Mallika Halder, a shola artist from Mathurapur in South 24 Parganas, has been associated with the art since her childhood. After completing her daily chores, she would diligently work on intricate designs using sholapith along with her father. After marriage, Mallika started working on the craft all by herself. By making topor and shola flowers, she would earn `5,000 to `6,000 per month, enough to support her family. Not just Mallika, but a number of women in her village support their families in a similar way while the men go out to work in the fields or seek jobs in Kolkata. “For our ancestors, this craft was the prime source of income. But it’s not the same for us what with the shrinking market of shola and the stiff competition it has been facing from thermocol,” said Mallika from the stall she put up at the Charity Christmas Market organised by the German consulate in Kolkata recently. Though Mallika and the likes of her never took this craft all that seriously, the last few months have seen the game changing for them.

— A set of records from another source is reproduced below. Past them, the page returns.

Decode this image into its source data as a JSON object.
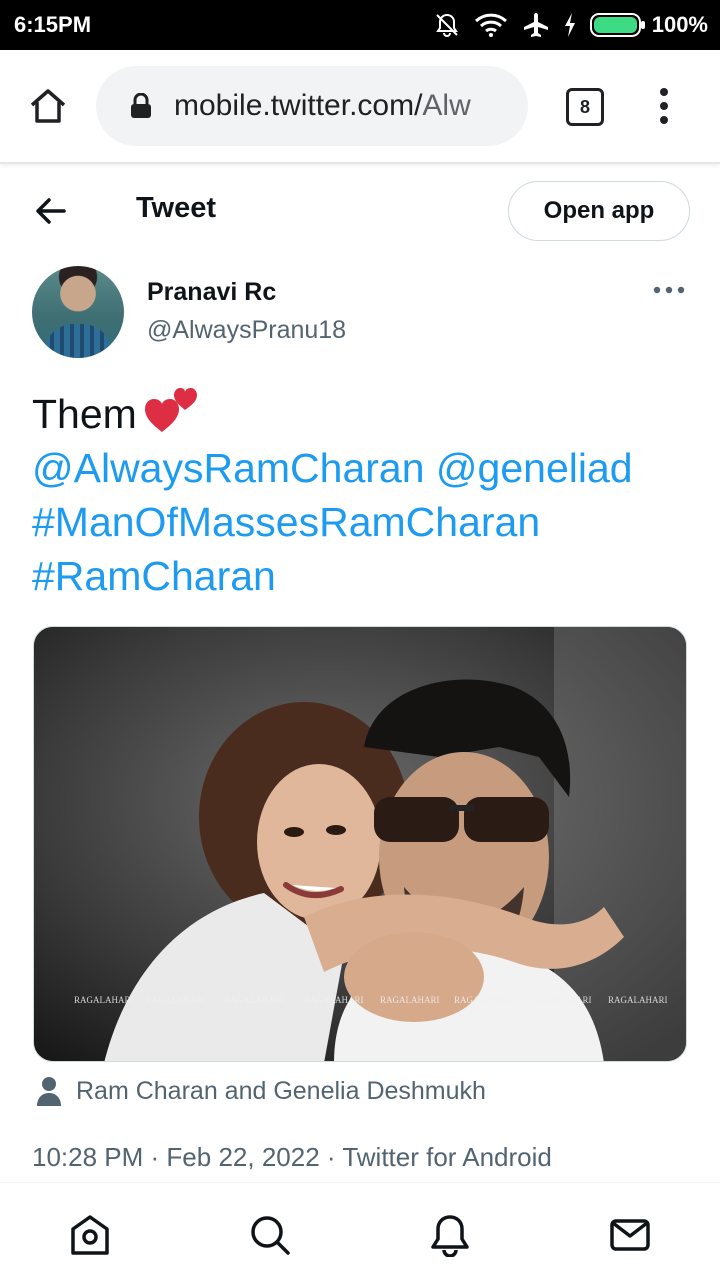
{
  "status_bar": {
    "time": "6:15PM",
    "battery": "100%",
    "icons": [
      "silent-icon",
      "wifi-icon",
      "airplane-icon",
      "charging-icon",
      "battery-icon"
    ]
  },
  "browser": {
    "url_host": "mobile.twitter.com/",
    "url_path": "Alw",
    "tab_count": "8"
  },
  "header": {
    "title": "Tweet",
    "open_app_label": "Open app"
  },
  "tweet": {
    "display_name": "Pranavi Rc",
    "handle": "@AlwaysPranu18",
    "text": "Them",
    "mentions": "@AlwaysRamCharan @geneliad",
    "hashtag_1": "#ManOfMassesRamCharan",
    "hashtag_2": "#RamCharan",
    "tagged_people": "Ram Charan and Genelia Deshmukh",
    "time": "10:28 PM",
    "date": "Feb 22, 2022",
    "source": "Twitter for Android"
  },
  "media": {
    "watermark": "RAGALAHARI"
  },
  "colors": {
    "link": "#1d9bf0",
    "secondary_text": "#536471",
    "primary_text": "#0f1419"
  },
  "bottom_nav": [
    "home-icon",
    "search-icon",
    "notifications-icon",
    "messages-icon"
  ]
}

It is a result of the German consulate in Kolkata’s efforts to not just identify this great art of Bengal but also to market the products made by these artisans globally.
Shola in Bengali culture
Shola or pith is the tissue in the stems of vascular plants. For
centuries, pith art or sholapith has been a part of Bengal’s folk culture. This craft is mainly practised in Bardhaman, Murshidabad, Birbhum, Nadia, Hooghly, Malda and South 24 Parganas. The craftsmen are known as Malakar, which means garland maker, probably because they made shola garlands for idols and for the noble class. Traditionally, sholapith products have been used for decorating idols and creating the headgear of brides and grooms for Bengali weddings. In fact, there is a separate idol decoration made of shola, which is called daker saaj. Even during the British era, the shola-style pith helmet, also known as the sun helmet, gained immense popularity around the world.
Sholapith handicrafts have made its way into home décor, but it has been losing its popularity due to a constant battle with thermocol. Though it looks similar to shola, thermocol is a petroleum by-product, which is not biodegradable. Since the late 20th century, when the commercial manufacturing of thermocol began, it started giving a tough competition to pith.
A learning platform
With just a few weeks of planning, the consulate identified more than 25 families from across Bengal who were then specially trained. Several workshops, some by artists from across the world, were conducted for the artisans. “While our aim was to make their artworks meet the demands of the global market, we also ended up giving soft-skill training to the artisans,” said a worker from the consulate. Mallika alone has attended more than 10 workshops since mid-2019. “I have learnt so many things and these workshops have opened up new avenues for me. Besides topor and flowers, I didn’t know that one could make a variety of modern fashion accessories with shola. There’s a huge demand for these items. The workshops also helped me learn how to market our products,” shared Shubhankar Halder, another artisan.
Going the eco-friendly way
This craft is not just limited to accessories. The artisans have shown their innovative skills by using shola to create a host of decorative items like rice lights, Christmas tree, its decoration and even chandeliers. While the beautiful headgears, hairpins and other fashion accessories are already a hit, the newer items are also gaining popularity in different metropolitan cities across the country.
What makes shola attractive is not just its elegant white colour, but also the fact that it is eco-friendly. Mekhola Biswas, a media professional who was trying out a shola headgear at the market, told us, “There are two reasons why I like using shola products. It might stop an old Bengali art from getting extinct and also because it doesn’t harm the environment. Most fashion accessories nowadays are made of plastic or theromocol. I totally avoid those.”
Source: Times of India